You should have in your home all that is necessary for the preservation of health, but much less expensive furniture would indicate a desire to be in harmony with the faith of the Bible. Do not think that in order to have influence, you must put on an appearance of influence and wealth. “Thus saith the high and lofty One that inhabiteth eternity, whose name is Holy; I dwell in the high and holy place, with him also that is of a contrite and humble spirit, to revive the spirit of the humble, and to revive the heart of the contrite ones”.... 6MR 138.2

You cannot be in sympathy with Christ unless your practice is in harmony with His teaching. Do not strive to emulate worldlings by following inclination in making purchases for your home, when money is so much needed in the cause of God for the saving of perishing souls. You see this need, and it hurts you to think that you have not money to give to the Lord. Do you not see that you would have more to give if you practiced economy in your home? 6MR 138.3

You are too self-indulgent. Deny yourself, take up the cross, and follow more closely in the Saviour's footsteps. Before you spend money, ask yourself, “Can I not save this money? I will deny myself for Christ's sake. He gave His life to purchase eternal life for me. I must imitate His self-denial. It was by the sacrifice of Himself that the Saviour placed at my disposal the riches of His grace. He was under no compulsion, no obligation to give me His favor. Had He withheld all from me, it would have been no more than I deserved”.... 6MR 139.1

Temptations will come to you to indulge selfish desires. Yield not to them. Restrain your inclination for expensive clothes and rich furniture.... 6MR 139.2

Do not suppose, as you associate with wealthy men, that you are at liberty to spend money freely. It is not dress or houses or lands that measures your worth. Your highest recommendation will be in doing just as Christ did. Study His life. Seek for His grace. All the wealth you could obtain would never bring back the health you have lost through self-indulgence.—Letter 178, 1902, pp. 1-3. (To W. O. Palmer, July, 1902.) 6MR 139.3

At present I am very short of funds. I have no money in the bank; in fact, I have over-drawn my account there. I hope that some money will come in soon. I think I shall bend my energies toward getting out some new books, until things become more settled. Then we shall better understand what we ought to do in regard to getting out a new edition of Patriarchs and Prophets.—Letter 150, 1903, p. 1. (To “Dear Son Edson,” July 19, 1903.) 6MR 139.4

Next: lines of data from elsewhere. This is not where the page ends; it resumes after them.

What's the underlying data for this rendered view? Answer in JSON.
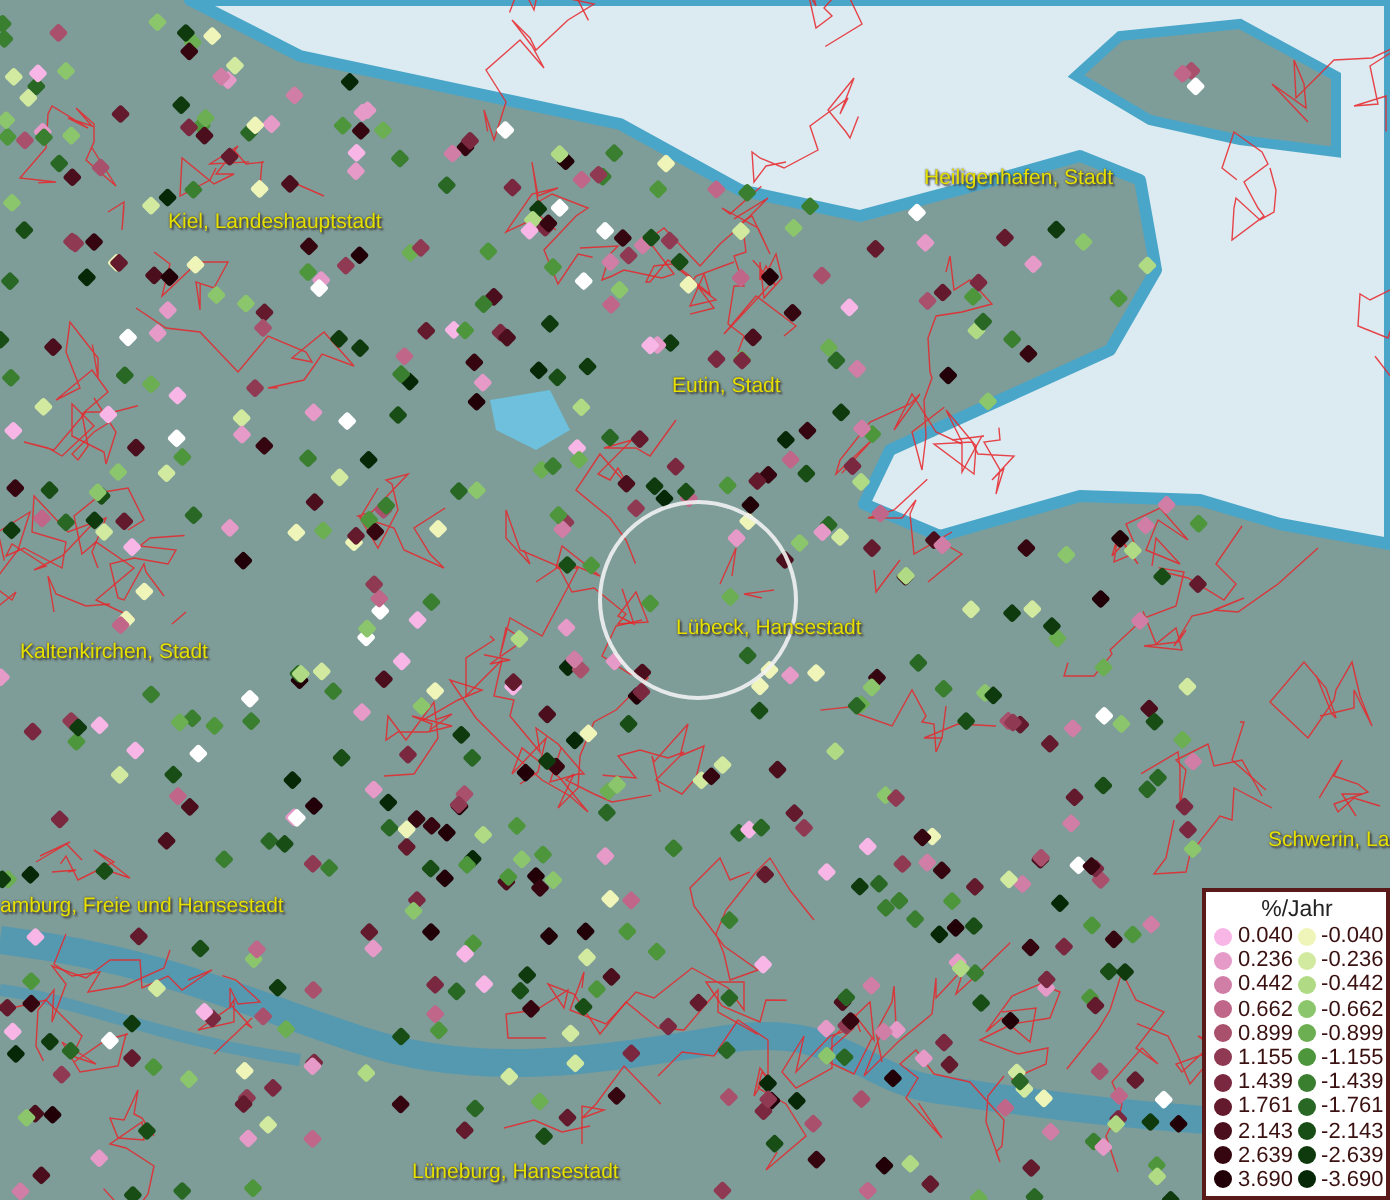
{
  "map": {
    "places": [
      {
        "name": "Heiligenhafen, Stadt"
      },
      {
        "name": "Kiel, Landeshauptstadt"
      },
      {
        "name": "Eutin, Stadt"
      },
      {
        "name": "Lübeck, Hansestadt"
      },
      {
        "name": "Kaltenkirchen, Stadt"
      },
      {
        "name": "Schwerin, La"
      },
      {
        "name": "amburg, Freie und Hansestadt"
      },
      {
        "name": "Lüneburg, Hansestadt"
      }
    ]
  },
  "legend": {
    "title": "%/Jahr",
    "rows": [
      {
        "positive": {
          "label": "0.040",
          "color": "#f7b6e6"
        },
        "negative": {
          "label": "-0.040",
          "color": "#eff5b8"
        }
      },
      {
        "positive": {
          "label": "0.236",
          "color": "#e59ac8"
        },
        "negative": {
          "label": "-0.236",
          "color": "#d2eaa0"
        }
      },
      {
        "positive": {
          "label": "0.442",
          "color": "#d07ea6"
        },
        "negative": {
          "label": "-0.442",
          "color": "#b0da84"
        }
      },
      {
        "positive": {
          "label": "0.662",
          "color": "#c06688"
        },
        "negative": {
          "label": "-0.662",
          "color": "#8cc66c"
        }
      },
      {
        "positive": {
          "label": "0.899",
          "color": "#a8506c"
        },
        "negative": {
          "label": "-0.899",
          "color": "#6cae52"
        }
      },
      {
        "positive": {
          "label": "1.155",
          "color": "#8f3a52"
        },
        "negative": {
          "label": "-1.155",
          "color": "#4e963c"
        }
      },
      {
        "positive": {
          "label": "1.439",
          "color": "#7a2840"
        },
        "negative": {
          "label": "-1.439",
          "color": "#3a7e30"
        }
      },
      {
        "positive": {
          "label": "1.761",
          "color": "#621a2c"
        },
        "negative": {
          "label": "-1.761",
          "color": "#286824"
        }
      },
      {
        "positive": {
          "label": "2.143",
          "color": "#4a0e1c"
        },
        "negative": {
          "label": "-2.143",
          "color": "#184e16"
        }
      },
      {
        "positive": {
          "label": "2.639",
          "color": "#350610"
        },
        "negative": {
          "label": "-2.639",
          "color": "#0e3a0e"
        }
      },
      {
        "positive": {
          "label": "3.690",
          "color": "#220008"
        },
        "negative": {
          "label": "-3.690",
          "color": "#062806"
        }
      }
    ]
  }
}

God has said that the Southern Field is to be worked. In the very midst of us there are those who know not God. Their ignorance cries out against those who spend their money in building elegant mansions or in erecting costly monuments over the dead. What help are these monuments to the dead or to the living? What honor do they bring to God? The cries of souls hungry for spiritual food are ascending to God.—Manuscript 38, 1904, 23-24. (“Our Work in Washington,” May 3, 1904.) 6MR 140.1

Released April 16, 1974.